Understanding C# Types
In Hour 1, “The .NET Framework and C#,” you were introduced to the fundamentals of the .NET Framework and C#, including the framework class library, the common language runtime, and the idea of automatic memory management. You briefly learned about namespaces and types and then moved on to statements, expressions, variables, constants, identifiers, and keywords. From those humble beginnings, you then built a simple C# application and learned about debugging in Hour 2, “Introducing Visual Studio.”
Building on what you have already learned, this hour introduces you to the predefined types offered by C# and the different operations that you can perform using them. You then learn about value and reference types. After that, you see nullable types and learn about type conversion.
At the end of this hour, you should have a thorough understanding of the C# types, including the difference between value, reference, and nullable types. You will also have written some more advanced applications that can store and manipulate simple data.
An Overview of Types
C# is both a type-safe and statically typed language. Being statically typed requires you to inform the compiler of the data type for any variable you create. In return, the compiler guarantees that you can only store a compatible data type in that variable, making it type safe. This combination helps prevent common programming errors, leading to a more stable and secure application.
Types are divided into three main categories:
- Value types
- Reference types
- Type parameters
Put simply, a value type is completely self-contained and copied “by value.” This means that variables of a value type directly contain their data, and it is not possible for operations on one to affect the other. Value types are further categorized into structures, enumerated types, and nullable types.

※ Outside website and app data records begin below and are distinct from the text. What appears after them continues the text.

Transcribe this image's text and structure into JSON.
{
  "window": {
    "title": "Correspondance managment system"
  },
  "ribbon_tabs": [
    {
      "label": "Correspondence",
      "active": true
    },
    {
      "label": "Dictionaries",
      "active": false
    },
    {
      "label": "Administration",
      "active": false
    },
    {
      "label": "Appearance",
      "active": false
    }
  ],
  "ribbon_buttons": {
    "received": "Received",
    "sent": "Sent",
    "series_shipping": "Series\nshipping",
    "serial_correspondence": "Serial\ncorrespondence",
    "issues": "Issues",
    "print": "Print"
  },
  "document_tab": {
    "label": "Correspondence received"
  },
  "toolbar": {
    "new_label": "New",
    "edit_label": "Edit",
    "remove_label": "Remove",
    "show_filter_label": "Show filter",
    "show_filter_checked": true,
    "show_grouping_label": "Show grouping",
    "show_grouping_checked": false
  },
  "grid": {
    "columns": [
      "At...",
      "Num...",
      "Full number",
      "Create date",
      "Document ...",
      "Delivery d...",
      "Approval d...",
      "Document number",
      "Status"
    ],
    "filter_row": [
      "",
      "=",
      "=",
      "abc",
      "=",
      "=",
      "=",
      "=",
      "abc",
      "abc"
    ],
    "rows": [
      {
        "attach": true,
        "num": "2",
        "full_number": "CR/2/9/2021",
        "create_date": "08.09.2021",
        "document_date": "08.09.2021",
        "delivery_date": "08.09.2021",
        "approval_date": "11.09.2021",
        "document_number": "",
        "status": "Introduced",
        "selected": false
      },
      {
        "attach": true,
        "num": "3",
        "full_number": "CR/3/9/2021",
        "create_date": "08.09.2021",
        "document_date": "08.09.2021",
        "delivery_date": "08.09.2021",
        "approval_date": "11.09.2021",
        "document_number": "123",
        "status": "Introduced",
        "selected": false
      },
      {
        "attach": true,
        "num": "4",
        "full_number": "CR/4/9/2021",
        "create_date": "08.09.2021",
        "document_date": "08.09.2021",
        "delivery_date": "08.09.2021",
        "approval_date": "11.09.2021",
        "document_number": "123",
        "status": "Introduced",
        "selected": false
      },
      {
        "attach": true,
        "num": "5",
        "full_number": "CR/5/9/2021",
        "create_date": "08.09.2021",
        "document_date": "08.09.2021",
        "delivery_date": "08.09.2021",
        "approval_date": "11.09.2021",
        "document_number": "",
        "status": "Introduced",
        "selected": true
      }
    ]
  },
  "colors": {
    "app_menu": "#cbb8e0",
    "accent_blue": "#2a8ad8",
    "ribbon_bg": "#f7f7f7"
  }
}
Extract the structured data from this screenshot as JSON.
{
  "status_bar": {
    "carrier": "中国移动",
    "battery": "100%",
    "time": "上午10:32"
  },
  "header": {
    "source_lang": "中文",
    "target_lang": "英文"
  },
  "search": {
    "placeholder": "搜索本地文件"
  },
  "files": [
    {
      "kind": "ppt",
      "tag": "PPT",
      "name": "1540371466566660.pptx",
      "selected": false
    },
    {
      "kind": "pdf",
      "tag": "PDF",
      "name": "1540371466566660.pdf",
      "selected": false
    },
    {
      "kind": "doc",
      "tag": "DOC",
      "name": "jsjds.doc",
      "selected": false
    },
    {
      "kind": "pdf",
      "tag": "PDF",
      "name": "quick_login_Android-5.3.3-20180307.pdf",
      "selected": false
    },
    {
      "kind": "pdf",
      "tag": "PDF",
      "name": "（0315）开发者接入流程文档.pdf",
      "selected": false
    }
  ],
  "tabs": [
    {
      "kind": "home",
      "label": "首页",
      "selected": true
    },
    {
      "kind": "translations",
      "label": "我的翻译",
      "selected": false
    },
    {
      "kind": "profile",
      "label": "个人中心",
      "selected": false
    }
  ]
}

A reference type contains a reference to the actual data, meaning it is possible for two variables to reference the same object, allowing the possibility that operations on one will affect the other. Reference types are further categorized into classes, arrays, interfaces, and delegates.